Religion Free Presbyterian
Succeeded by Nigel Dodds
Party Democratic Unionist Party
Preceded by New Creation
Name Maurice Baron
|Born 27 September 1948 (age 67)
Ballygawley, Northern Ireland (1948-09-27) |
Political party Democratic Unionist Party
Maurice George Morrow, Baron Morrow (born 27 September 1948) is a Northern Irish unionist politician. He was made a life peer in June 2006. He is also a councillor on Dungannon and South Tyrone Borough Council representing Dungannon Town.
He was educated at Ballygawley Primary School, Dungannon Secondary and Dungannon Technical College, following which he pursued a career as an estate agent. His political career began in 1973 when he was elected to Fermanagh District Council. He has been an MLA in the Northern Ireland Assembly since 1998. In July 2000 he became Minister for Social Development in the Northern Ireland Executive, a position held until October 2001, during which time he was credited with implementing policies recognising the needs of the elderly, the farming community and introduced new measures to tackle welfare fraud.
It was announced on 11 April 2006 that Morrow would be one of the first three members of the DUP to be created life peers, giving the party its first representation in the House of Lords. He was created Baron Morrow, of Clogher Valley in the County of Tyrone, on 7 June 2006 and was formally introduced to the House of Lords on 27 June.
The other new DUP peers are Wallace Browne, the Lord Mayor of Belfast for 2005–6, and Eileen Paisley, a vice-president of the DUP and wife of the Leader of the DUP, Ian Paisley. All are to become "working" life peers. At the same time, it was announced that David Trimble, former MP and former leader of the Ulster Unionists, was also being appointed as a working life peer.
Morrow is married and has two daughters. He maintains an interest in rural development.
In 2012 his constituency office in Dungannon was broken into and ransacked. Morrow vowed it would be business as usual despite the burglary.

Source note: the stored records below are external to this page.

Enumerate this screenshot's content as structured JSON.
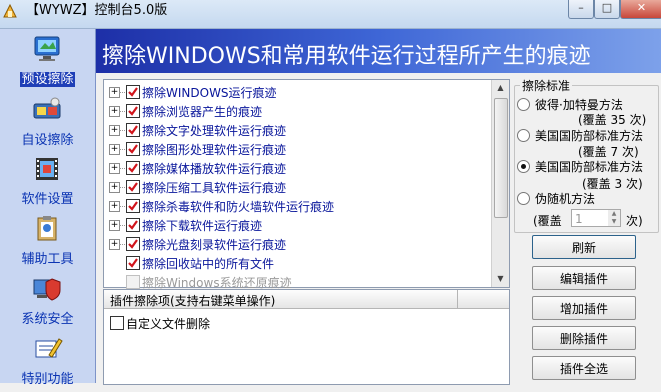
{
  "window": {
    "title": "【WYWZ】控制台5.0版",
    "controls": {
      "minimize": "–",
      "maximize": "□",
      "close": "✕"
    }
  },
  "sidebar": {
    "items": [
      {
        "label": "预设擦除",
        "icon": "monitor-icon",
        "active": true
      },
      {
        "label": "自设擦除",
        "icon": "eraser-icon",
        "active": false
      },
      {
        "label": "软件设置",
        "icon": "film-icon",
        "active": false
      },
      {
        "label": "辅助工具",
        "icon": "clipboard-icon",
        "active": false
      },
      {
        "label": "系统安全",
        "icon": "shield-computer-icon",
        "active": false
      },
      {
        "label": "特别功能",
        "icon": "pencil-notebook-icon",
        "active": false
      }
    ]
  },
  "banner": {
    "title": "擦除WINDOWS和常用软件运行过程所产生的痕迹"
  },
  "tree": {
    "items": [
      {
        "label": "擦除WINDOWS运行痕迹",
        "checked": true,
        "expandable": true,
        "enabled": true
      },
      {
        "label": "擦除浏览器产生的痕迹",
        "checked": true,
        "expandable": true,
        "enabled": true
      },
      {
        "label": "擦除文字处理软件运行痕迹",
        "checked": true,
        "expandable": true,
        "enabled": true
      },
      {
        "label": "擦除图形处理软件运行痕迹",
        "checked": true,
        "expandable": true,
        "enabled": true
      },
      {
        "label": "擦除媒体播放软件运行痕迹",
        "checked": true,
        "expandable": true,
        "enabled": true
      },
      {
        "label": "擦除压缩工具软件运行痕迹",
        "checked": true,
        "expandable": true,
        "enabled": true
      },
      {
        "label": "擦除杀毒软件和防火墙软件运行痕迹",
        "checked": true,
        "expandable": true,
        "enabled": true
      },
      {
        "label": "擦除下载软件运行痕迹",
        "checked": true,
        "expandable": true,
        "enabled": true
      },
      {
        "label": "擦除光盘刻录软件运行痕迹",
        "checked": true,
        "expandable": true,
        "enabled": true
      },
      {
        "label": "擦除回收站中的所有文件",
        "checked": true,
        "expandable": false,
        "enabled": true
      },
      {
        "label": "擦除Windows系统还原痕迹",
        "checked": false,
        "expandable": false,
        "enabled": false
      }
    ]
  },
  "plugins": {
    "header": "插件擦除项(支持右键菜单操作)",
    "items": [
      {
        "label": "自定义文件删除",
        "checked": false
      }
    ]
  },
  "criteria": {
    "legend": "擦除标准",
    "options": [
      {
        "label": "彼得·加特曼方法",
        "cover": "(覆盖 35 次)",
        "selected": false
      },
      {
        "label": "美国国防部标准方法",
        "cover": "(覆盖 7 次)",
        "selected": false
      },
      {
        "label": "美国国防部标准方法",
        "cover": "(覆盖 3 次)",
        "selected": true
      },
      {
        "label": "伪随机方法",
        "cover": "",
        "selected": false
      }
    ],
    "custom_prefix": "(覆盖",
    "custom_value": "1",
    "custom_suffix": "次)"
  },
  "buttons": {
    "refresh": "刷新",
    "edit_plugin": "编辑插件",
    "add_plugin": "增加插件",
    "delete_plugin": "删除插件",
    "select_all_plugins": "插件全选"
  },
  "colors": {
    "banner_start": "#1d2fa7",
    "banner_end": "#7da1ea",
    "tree_text": "#08159a",
    "sidebar_bg": "#c8d6f2",
    "sidebar_text": "#0b34b3",
    "active_highlight": "#1f3fb7",
    "check_red": "#d1141b"
  }
}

In 2015, Morrow introduced a private members bill which made the purchase of sex illegal in Northern Ireland, but the law became a controversial matter amongst activists and campaigners that support the decriminalisation of sex work. Sex Workers' Rights Campaigner, Laura Lee, emphasised the need to decriminalised sex work, and is currently challenging the law that criminalises sex clients.'
Lord Morrow has voted consistently for educational autonomy of educational institutions (schools). Lord Morrow has also voted against raising the tuition fees.